Monday, August 15, 2005

Is Radio Dead?

A lot of folks in the podcasting community suggest the death of radio is imminent. Among them is Steve Gillmor in his recent podcast "Broadband on the Run". Must be an allusion to McCartney's Band on the Run. WKRP tombstone (courtesy

Certainly there is an emergent model for podsafe music. Information wants to be free. But I believe that (Steve's co-host) Doc Searls is right, namely that the traditional model for music distribution is not dead and there will be some level of co-existence for a long time. And I think Gillmor is wrong to play Hey Jude in the background of his podcast (unless perhaps he's engaged in review and commentary). And in the same vein, Adam Curry is wrong to play mash-ups as if they were podsafe. Neither is 'fair use', and neither escapes current copyright restrictions, since I and others are being invited to download the programmes.

Moreover, I think that Gillmor's programme suffers from the 'fog of war' he seems to be declaring on copyright owners and publishers. Namely, the programme falls short of clarifying why radio is in the throes of transformation, what drives this transformation, and how radio is being transformed.

Internet radio is nothing more or less than the delivery of radio programmes via TCP/IP. That delivery can be either live or on-demand. I listen to Virgin Music via Shoutcast live on my Treo phone and that's Internet radio. I listen to downloaded BBC programmes via iPodder or iTunes and that's Internet radio. I listen to BBC live via my Windows Media player (incidentally bypassing their custom HTML player) and that's Internet radio.

In copyright terms, what's different about how I listen is not the Internet versus free-to-air delivery, or the live versus on-demand aspect. It's the packetized streaming versus download aspect. Once 'radio' content is downloaded, any notion of being able to collect royalties on the basis of number of 'listeners' is lost. With this loss of control, copyright owners are naturally reticent to release music for download. And in many cases, they have confused packetized streaming with genuine downloads.

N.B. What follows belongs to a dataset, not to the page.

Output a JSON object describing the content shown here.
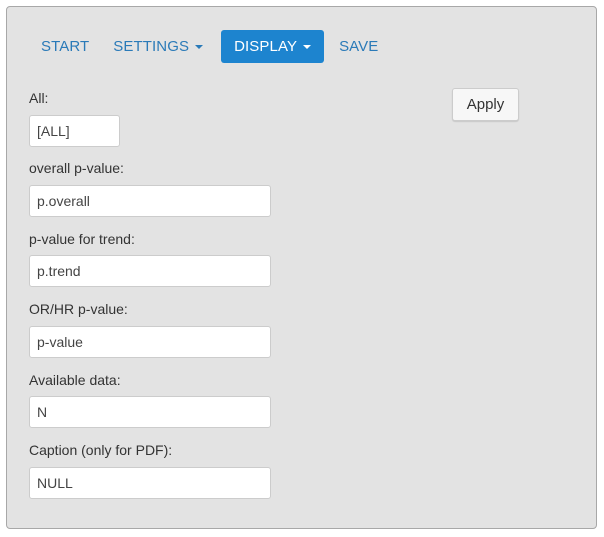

That describes why music copyright holders resist download services, and why most streaming services have only been permitted to offer talk radio and not music programmes. But with the advent of podcasting, a new force is unleashed, and that is the ability of the podcatchers to aggregate listeners in sufficient quantity that some musicians will prefer to go direct in order to build a following. Thus they release music outside the traditional distribution system, ie- podsafe music.

Podcasting creates a commons for the exchange of music between producers and listeners. But it is not a marketplace because there is no economic model - yet.

In the early days of open source software, it was said that open source had no economic model, but that is no longer true. Today, open source integrators charge customers for maintenance and support. In my view, podsafe is going to evolve in a similar manner to open source and other commons-based activities. Podsafe distribution will become the new 'airplay' and while not generating cash directly, will stimulate revenue for artists via subscription services, licensed compilation downloads and even CD sales. Adam Curry can fairly be described as a radio DJ for podsafe music.

Radio is not dead, it is being reborn in a new distribution environment. And this distribution environment is vastly richer than the staid traditional one, with tremendous potential for personal, educational and even corporate broadcasting.